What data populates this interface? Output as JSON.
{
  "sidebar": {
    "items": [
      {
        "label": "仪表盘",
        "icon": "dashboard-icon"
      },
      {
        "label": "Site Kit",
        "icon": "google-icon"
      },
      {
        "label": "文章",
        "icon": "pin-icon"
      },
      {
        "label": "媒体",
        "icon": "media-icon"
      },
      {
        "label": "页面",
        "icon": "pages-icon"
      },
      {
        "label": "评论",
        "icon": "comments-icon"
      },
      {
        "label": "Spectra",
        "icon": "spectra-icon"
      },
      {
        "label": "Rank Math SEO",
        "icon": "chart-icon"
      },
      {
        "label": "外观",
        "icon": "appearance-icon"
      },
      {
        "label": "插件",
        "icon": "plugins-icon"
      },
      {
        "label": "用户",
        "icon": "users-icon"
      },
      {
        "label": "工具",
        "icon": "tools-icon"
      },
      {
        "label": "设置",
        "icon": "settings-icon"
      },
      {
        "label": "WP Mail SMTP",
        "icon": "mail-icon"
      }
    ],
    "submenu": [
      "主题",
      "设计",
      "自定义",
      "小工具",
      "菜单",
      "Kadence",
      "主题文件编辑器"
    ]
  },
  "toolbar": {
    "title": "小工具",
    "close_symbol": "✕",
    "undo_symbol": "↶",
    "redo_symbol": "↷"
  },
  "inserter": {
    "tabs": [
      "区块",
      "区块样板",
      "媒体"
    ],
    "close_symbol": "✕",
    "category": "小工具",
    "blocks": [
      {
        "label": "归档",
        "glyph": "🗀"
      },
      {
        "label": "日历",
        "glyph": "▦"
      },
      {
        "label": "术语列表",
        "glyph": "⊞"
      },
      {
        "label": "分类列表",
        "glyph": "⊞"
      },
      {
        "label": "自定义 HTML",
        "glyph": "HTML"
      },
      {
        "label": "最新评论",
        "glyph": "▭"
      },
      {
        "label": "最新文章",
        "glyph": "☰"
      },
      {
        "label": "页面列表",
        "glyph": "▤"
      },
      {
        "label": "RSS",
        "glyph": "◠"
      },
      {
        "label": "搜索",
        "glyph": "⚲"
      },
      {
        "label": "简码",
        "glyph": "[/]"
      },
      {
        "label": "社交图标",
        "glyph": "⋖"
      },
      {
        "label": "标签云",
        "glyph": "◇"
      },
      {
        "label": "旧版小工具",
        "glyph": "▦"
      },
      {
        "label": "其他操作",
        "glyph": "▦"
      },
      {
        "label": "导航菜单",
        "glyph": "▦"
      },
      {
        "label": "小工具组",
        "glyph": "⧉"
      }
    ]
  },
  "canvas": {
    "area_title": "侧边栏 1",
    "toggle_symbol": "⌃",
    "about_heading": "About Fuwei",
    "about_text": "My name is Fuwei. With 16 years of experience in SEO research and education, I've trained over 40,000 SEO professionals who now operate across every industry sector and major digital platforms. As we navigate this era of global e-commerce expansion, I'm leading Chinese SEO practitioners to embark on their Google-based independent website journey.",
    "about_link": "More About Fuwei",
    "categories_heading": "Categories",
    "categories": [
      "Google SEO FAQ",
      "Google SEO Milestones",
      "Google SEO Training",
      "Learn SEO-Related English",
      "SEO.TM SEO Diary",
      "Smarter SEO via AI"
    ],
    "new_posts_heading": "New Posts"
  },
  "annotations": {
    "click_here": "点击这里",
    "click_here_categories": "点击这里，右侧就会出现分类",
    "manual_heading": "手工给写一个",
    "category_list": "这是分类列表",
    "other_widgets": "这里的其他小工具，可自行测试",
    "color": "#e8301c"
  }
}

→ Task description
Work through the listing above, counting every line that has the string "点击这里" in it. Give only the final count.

→ Problem solution
2